GOUMENISSA

Macedonia’s second great appellation is Goumenissa. Once famed for its wine and silk production it was literally put out of business by the arrival of cheap Chinese silk and phylloxera in 1917/18. The region nonetheless remained heavily agricultural (cotton, wheat, watermelons) and, after the war, attracted refugees from Turkey and Bulgaria. The Bulgarians, being keen wine growers, recognised the area’s viticultural assets and started the business up again.

In the 1970s the firm Boutari began planting vines here and in 1974 (three years after Naoussa) the region gained its own appellation, with Xinomavro again, but this time with added (20% minimum) Negoska. Negoska is a Greek ameliorator: it has mulberries instead of Merlot’s
cherries but the effect it has on Xinomavro is just the same (softening the tannins, lightening the acidity and boosting the colour). ‘The only doctor for Xinomavro is time… that or another grape variety,’ is Thomas Ligas’ maxim.

Anyone looking for classic ‘Goumenissa’ should visit Domaine Tatsis. Be amazed by the winery (there are bigger tool sheds) and be doubly wowed by the wines. Brothers Stergios and Pericles reckon their region offers softer wines and ‘a better capacity for aromatics’ than Naoussa. This not only shows through in their white Roditis, but also in the Goumenissa itself, which has an added wild character on the nose, plus smoother, silkier fruit (still tomatoey) than you’d find in Naoussa.

Another clue to Goumenissa aromatics could be in the cooling breezes that
sweep down the River Vardaris from the Paiko Mountains.

CHUNKY REDS

But if mountain climates are good, then Mount Olympos and Mount Athos each have a lot to offer too. Both are renowned for their chunky grand vin reds – perhaps the most revered in Greece in terms of the modern, Parker-pointed, extracted style – sharing perhaps common terroir traits with the mountainside vineyards of Napa.

Olympos vineyards lie in patches here and there on ancient terraces at anything up to 600m above sea level. Tsantali’s Rapsani and the Cabernet-Merlot blends from Domaine Katsaros are benchmark wines. The Katsaros blends are full of minty cherry fruit, with a complex structure. Rapsani Reserve and Grand Reserve are made from three indigenous varietals: Xinomavro, Stavroto and Krassato; the latter two are native to this area only and give the wines a burly, nutty mouthfeel.

Mount Athos is on the Athos peninsula, property of a strict sect of monks who
stipulate that only men may tread on their hallowed turf, so this author has little sense of what makes the wines the way they are. One thing’s for certain, however: they’re concentrated and gutsy.

ALONG THE COAST

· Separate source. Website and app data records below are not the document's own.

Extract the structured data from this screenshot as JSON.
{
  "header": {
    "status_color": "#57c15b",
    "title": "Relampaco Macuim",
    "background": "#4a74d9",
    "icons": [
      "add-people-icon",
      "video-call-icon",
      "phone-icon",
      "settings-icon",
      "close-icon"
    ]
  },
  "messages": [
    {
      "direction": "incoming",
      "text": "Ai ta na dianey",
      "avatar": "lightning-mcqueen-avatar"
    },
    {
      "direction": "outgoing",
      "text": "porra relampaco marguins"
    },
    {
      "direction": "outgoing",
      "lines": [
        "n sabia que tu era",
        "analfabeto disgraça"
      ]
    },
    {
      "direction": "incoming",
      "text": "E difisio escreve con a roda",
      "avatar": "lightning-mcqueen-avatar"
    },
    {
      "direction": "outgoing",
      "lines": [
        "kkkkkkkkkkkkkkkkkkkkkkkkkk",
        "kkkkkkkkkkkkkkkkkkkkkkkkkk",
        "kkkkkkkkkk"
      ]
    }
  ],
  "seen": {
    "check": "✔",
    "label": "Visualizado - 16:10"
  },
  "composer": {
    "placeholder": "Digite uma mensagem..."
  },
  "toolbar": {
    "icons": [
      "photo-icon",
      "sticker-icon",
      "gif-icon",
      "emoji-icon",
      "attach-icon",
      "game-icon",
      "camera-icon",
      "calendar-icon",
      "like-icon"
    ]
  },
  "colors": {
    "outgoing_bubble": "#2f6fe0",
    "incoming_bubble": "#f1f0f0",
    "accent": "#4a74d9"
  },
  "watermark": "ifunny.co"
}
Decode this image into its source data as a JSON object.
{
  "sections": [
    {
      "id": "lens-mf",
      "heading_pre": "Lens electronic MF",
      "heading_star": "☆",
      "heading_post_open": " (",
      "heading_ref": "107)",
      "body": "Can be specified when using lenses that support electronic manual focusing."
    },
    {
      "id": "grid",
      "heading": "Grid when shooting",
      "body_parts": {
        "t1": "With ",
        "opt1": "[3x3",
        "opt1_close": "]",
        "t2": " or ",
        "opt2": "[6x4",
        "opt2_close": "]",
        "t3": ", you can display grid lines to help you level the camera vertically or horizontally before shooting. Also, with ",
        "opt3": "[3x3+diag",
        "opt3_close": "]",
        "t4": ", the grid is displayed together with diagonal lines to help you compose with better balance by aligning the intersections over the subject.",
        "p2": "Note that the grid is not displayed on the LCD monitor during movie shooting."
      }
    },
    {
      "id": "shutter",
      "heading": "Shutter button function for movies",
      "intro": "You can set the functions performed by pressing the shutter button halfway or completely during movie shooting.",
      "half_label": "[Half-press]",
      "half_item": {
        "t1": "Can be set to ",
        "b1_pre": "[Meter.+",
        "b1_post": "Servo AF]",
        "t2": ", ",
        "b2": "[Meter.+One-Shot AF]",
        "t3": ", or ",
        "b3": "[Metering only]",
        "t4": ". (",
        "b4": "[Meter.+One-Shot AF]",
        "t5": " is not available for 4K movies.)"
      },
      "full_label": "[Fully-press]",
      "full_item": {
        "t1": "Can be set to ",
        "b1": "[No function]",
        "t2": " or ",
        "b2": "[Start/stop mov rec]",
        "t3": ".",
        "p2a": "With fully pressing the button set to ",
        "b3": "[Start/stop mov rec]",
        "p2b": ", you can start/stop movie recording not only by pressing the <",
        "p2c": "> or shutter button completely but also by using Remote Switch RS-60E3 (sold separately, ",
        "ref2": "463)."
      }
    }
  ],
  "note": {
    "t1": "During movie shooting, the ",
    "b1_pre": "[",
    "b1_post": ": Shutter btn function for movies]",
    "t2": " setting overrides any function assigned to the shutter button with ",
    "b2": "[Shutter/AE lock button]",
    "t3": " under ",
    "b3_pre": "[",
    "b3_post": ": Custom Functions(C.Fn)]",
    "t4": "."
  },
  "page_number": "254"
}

Macedonia’s coastal wines are still in their infancy. At Kavala, halfway between Thessaloniki and Thrace, the Oinopedion winery is breaking into a new and barren region with hopes of it becoming the next, say, Gigondas – a soil full of rough stones, which reflect the heat and drain the land after rain. Yields are low here, the air is cool (at 300m), and optimism is high.

Further along the coastline, right on the Turkish border, is Tsantali’s Maronia Winery. It’s too early to say where the
winemaking’s going here, but the red iron-rich soils bode well for red grapes,
reminiscent as they are of Australian red earth in Coonawarra. Tsantali hopes that one day the wines will be as good.

They’d also like to plant the same
varieties that Odysseus is said to have tasted, but no positive grape ID has so far been made from relic pips in the ancient stone crushing troughs found in the foothills, so they’re sticking with Limnio, Aghiorghitiko and Cabernet instead.

At Epanomi, back in the east, Domaine Gerovassiliou (again, the only winery in the region) has a longer track record – the underlying soils have been known for their fruit and vine potential since Byzantine times. Today, however, the international varieties dominate, and the wines show concentrated vibrancy and more power than wines from France or Spain, more definition than wines from Australia or Chile. Viognier develops the sweetest quince and green apple character and Syrah is outstanding (Gerovassiliou’s has savoury sour-cherry fruit and soft, silky tannins). But here there’s twice the breeze – from the Gulf of Thessaloniki and from Mount Olympos – and maybe, both climatically and fashionably, the wines are simply twice as cool!

Susan Keevil is a freelance wine writer.

Written by SUSAN KEEVIL